_HOW TO COMPLETE THIS TASK:_ Give back the full listing that follows exactly as it reads.

_DATA EXTRACT:_

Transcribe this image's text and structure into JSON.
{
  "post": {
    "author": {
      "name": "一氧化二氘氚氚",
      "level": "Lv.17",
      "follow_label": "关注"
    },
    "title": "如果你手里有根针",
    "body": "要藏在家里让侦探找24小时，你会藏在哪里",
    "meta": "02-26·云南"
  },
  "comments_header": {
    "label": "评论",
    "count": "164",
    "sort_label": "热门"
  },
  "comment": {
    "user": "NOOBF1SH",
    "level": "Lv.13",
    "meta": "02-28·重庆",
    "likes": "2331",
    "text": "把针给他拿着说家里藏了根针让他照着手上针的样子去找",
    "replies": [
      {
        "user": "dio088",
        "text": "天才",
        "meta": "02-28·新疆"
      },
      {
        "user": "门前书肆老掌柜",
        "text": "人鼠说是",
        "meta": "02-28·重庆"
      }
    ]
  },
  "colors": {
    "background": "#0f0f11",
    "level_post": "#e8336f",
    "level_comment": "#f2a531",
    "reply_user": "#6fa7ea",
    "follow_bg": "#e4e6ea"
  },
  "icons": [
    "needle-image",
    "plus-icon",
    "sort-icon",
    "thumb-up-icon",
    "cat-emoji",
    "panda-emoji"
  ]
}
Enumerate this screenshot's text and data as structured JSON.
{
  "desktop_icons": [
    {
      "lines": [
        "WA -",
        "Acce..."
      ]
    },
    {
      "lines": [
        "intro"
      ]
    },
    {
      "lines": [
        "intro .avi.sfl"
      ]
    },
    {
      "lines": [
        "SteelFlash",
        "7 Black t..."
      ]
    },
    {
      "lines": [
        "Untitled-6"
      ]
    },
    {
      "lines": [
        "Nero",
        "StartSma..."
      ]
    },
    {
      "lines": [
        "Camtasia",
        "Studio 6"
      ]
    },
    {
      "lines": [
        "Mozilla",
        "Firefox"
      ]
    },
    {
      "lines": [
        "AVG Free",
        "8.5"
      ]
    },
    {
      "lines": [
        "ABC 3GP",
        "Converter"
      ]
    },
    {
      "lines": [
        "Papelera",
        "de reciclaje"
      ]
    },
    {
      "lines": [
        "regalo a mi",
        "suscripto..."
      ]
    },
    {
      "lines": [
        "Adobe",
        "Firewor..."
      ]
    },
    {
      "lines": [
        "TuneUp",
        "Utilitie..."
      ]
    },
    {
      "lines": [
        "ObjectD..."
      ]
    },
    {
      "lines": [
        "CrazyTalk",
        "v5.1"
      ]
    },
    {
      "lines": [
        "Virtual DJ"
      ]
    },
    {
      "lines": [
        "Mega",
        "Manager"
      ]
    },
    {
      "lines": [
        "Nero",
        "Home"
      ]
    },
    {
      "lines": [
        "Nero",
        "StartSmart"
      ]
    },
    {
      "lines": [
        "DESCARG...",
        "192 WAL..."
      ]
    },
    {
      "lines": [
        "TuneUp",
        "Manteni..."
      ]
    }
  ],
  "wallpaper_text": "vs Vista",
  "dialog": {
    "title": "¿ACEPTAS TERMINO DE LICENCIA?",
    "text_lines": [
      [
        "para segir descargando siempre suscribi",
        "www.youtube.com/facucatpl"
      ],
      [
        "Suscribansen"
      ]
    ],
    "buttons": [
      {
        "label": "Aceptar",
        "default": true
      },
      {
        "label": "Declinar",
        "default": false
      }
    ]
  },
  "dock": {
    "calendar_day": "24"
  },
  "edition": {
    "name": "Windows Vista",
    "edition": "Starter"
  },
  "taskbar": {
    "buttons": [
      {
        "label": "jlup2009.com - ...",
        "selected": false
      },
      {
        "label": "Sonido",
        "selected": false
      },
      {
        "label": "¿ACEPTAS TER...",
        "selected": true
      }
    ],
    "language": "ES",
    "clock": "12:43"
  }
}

_RESULT FOR THIS EXERCISE:_
Transcribe this image's text and structure into JSON.
{
  "post": {
    "author": {
      "name": "一氧化二氘氚氚",
      "level": "Lv.17",
      "follow_label": "关注"
    },
    "title": "如果你手里有根针",
    "body": "要藏在家里让侦探找24小时，你会藏在哪里",
    "meta": "02-26·云南"
  },
  "comments_header": {
    "label": "评论",
    "count": "164",
    "sort_label": "热门"
  },
  "comment": {
    "user": "NOOBF1SH",
    "level": "Lv.13",
    "meta": "02-28·重庆",
    "likes": "2331",
    "text": "把针给他拿着说家里藏了根针让他照着手上针的样子去找",
    "replies": [
      {
        "user": "dio088",
        "text": "天才",
        "meta": "02-28·新疆"
      },
      {
        "user": "门前书肆老掌柜",
        "text": "人鼠说是",
        "meta": "02-28·重庆"
      }
    ]
  },
  "colors": {
    "background": "#0f0f11",
    "level_post": "#e8336f",
    "level_comment": "#f2a531",
    "reply_user": "#6fa7ea",
    "follow_bg": "#e4e6ea"
  },
  "icons": [
    "needle-image",
    "plus-icon",
    "sort-icon",
    "thumb-up-icon",
    "cat-emoji",
    "panda-emoji"
  ]
}
Enumerate this screenshot's text and data as structured JSON.
{
  "desktop_icons": [
    {
      "lines": [
        "WA -",
        "Acce..."
      ]
    },
    {
      "lines": [
        "intro"
      ]
    },
    {
      "lines": [
        "intro .avi.sfl"
      ]
    },
    {
      "lines": [
        "SteelFlash",
        "7 Black t..."
      ]
    },
    {
      "lines": [
        "Untitled-6"
      ]
    },
    {
      "lines": [
        "Nero",
        "StartSma..."
      ]
    },
    {
      "lines": [
        "Camtasia",
        "Studio 6"
      ]
    },
    {
      "lines": [
        "Mozilla",
        "Firefox"
      ]
    },
    {
      "lines": [
        "AVG Free",
        "8.5"
      ]
    },
    {
      "lines": [
        "ABC 3GP",
        "Converter"
      ]
    },
    {
      "lines": [
        "Papelera",
        "de reciclaje"
      ]
    },
    {
      "lines": [
        "regalo a mi",
        "suscripto..."
      ]
    },
    {
      "lines": [
        "Adobe",
        "Firewor..."
      ]
    },
    {
      "lines": [
        "TuneUp",
        "Utilitie..."
      ]
    },
    {
      "lines": [
        "ObjectD..."
      ]
    },
    {
      "lines": [
        "CrazyTalk",
        "v5.1"
      ]
    },
    {
      "lines": [
        "Virtual DJ"
      ]
    },
    {
      "lines": [
        "Mega",
        "Manager"
      ]
    },
    {
      "lines": [
        "Nero",
        "Home"
      ]
    },
    {
      "lines": [
        "Nero",
        "StartSmart"
      ]
    },
    {
      "lines": [
        "DESCARG...",
        "192 WAL..."
      ]
    },
    {
      "lines": [
        "TuneUp",
        "Manteni..."
      ]
    }
  ],
  "wallpaper_text": "vs Vista",
  "dialog": {
    "title": "¿ACEPTAS TERMINO DE LICENCIA?",
    "text_lines": [
      [
        "para segir descargando siempre suscribi",
        "www.youtube.com/facucatpl"
      ],
      [
        "Suscribansen"
      ]
    ],
    "buttons": [
      {
        "label": "Aceptar",
        "default": true
      },
      {
        "label": "Declinar",
        "default": false
      }
    ]
  },
  "dock": {
    "calendar_day": "24"
  },
  "edition": {
    "name": "Windows Vista",
    "edition": "Starter"
  },
  "taskbar": {
    "buttons": [
      {
        "label": "jlup2009.com - ...",
        "selected": false
      },
      {
        "label": "Sonido",
        "selected": false
      },
      {
        "label": "¿ACEPTAS TER...",
        "selected": true
      }
    ],
    "language": "ES",
    "clock": "12:43"
  }
}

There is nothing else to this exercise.